America is becoming less Christian because young people are less religious. That’s not blessed news for conservatives.
While the effect on evangelicals is new, the general pattern isn’t. The Catholic church, the largest single religious denomination in America, was the first to feel the pinch. Church leaders and Catholic apologists have been fretting for years over the problem of aging and shrinking congregations, declining attendance at Mass and fewer people signing up to become priests or nuns – although their proposals for how to solve the problem all consist of tinkering around the edges, or insisting that they need to try harder to convince people to believe as they do.
But even if this secularizing trend continues, it’s likely that there’s a hard core of believers who will persist no matter what: no one is forecasting the total extinction of the religious right in politics.
Still, for progressives, the eroding power of the churches is a most welcome development: the religions right can no longer claim to be the sole source of morality and virtue, nor can they expect to assert their will in political matters and be obeyed without question. Instead, they’ll have to muster evidence and make their case in the marketplace of ideas like everyone else.
h/t: Atheist Uprising
h/t: The Huffington Post
There’s an interesting video making the viral rounds. Bill Maher on his excellent show, Real Time, had on author Sam Harris, actor Ben Affleck, writer Nicholas Kristof, and political operative Michael Steele as guests. The discussion, debate is a better term, was about Islamophobia.
Maher and Harris argued that criticizing Islam is necessary and is not bigotry or discrimination. As is the tendency when accusations of racism and intolerance are flying, the debate got a bit heated.
Affleck said that Harris’s “argument is, ‘You know, black people, they shoot each other'” and “gross and racist.” Kristof said that Maher’s criticism of Islam has “a tinge of how white racists talk about African-Americans and define blacks.”
It is a bit frustrating to watch because the two sides are talking past each other.
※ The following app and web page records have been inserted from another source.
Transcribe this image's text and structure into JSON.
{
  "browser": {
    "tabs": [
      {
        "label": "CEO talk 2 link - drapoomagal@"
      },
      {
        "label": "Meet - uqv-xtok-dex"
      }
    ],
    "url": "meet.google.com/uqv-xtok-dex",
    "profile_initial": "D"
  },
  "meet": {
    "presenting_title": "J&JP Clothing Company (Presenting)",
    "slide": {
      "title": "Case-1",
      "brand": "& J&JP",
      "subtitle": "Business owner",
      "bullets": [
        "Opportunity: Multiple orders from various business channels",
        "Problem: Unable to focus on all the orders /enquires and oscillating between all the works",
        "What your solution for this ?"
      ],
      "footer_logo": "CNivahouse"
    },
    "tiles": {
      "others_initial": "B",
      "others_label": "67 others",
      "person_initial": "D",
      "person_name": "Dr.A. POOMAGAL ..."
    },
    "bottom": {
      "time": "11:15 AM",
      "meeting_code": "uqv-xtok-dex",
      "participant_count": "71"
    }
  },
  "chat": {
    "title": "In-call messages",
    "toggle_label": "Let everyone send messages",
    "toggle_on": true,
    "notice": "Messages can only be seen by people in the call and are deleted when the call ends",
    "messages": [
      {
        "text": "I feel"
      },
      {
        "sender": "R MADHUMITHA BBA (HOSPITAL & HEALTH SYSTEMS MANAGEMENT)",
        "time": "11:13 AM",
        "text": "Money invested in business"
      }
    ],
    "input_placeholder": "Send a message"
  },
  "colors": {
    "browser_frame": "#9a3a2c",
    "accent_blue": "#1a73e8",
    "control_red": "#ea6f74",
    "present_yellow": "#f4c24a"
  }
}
Maher and Harris are clearly correct. Affleck, Kristal and Steele are making valid points, but not against the arguments Maher and Harris raised.
My recent collision with Ben Affleck on Bill Maher’s show, Real Time, has provoked an extraordinary amount of controversy. It seems a postmortem is in order.
For those who haven’t seen the show, most of what I write here won’t make sense unless you watch my segment:
So what happened there?
I admit that I was a little thrown by Affleck’s animosity. I don’t know where it came from, because we hadn’t met before I joined the panel. And it was clear from our conversation after the show that he is totally unfamiliar with my work. I suspect that among his handlers there is a fan of Glenn Greenwald who prepared him for his appearance by simply telling him that I am a racist and a warmonger.
Whatever the reason, if you watch the full video of our exchange (which actually begins before the above clip), you will see that Affleck was gunning for me from the start. What many viewers probably don’t realize is that the mid-show interview is supposed be a protected five-to-seven-minute conversation between Maher and the new guest—and all the panelists know this. To ignore this structure and encroach on this space is a little rude; to jump in with criticism, as Affleck did, is pretty hostile. He tried to land his first blow a mere 90 seconds after I took my seat, before the topic of Islam even came up.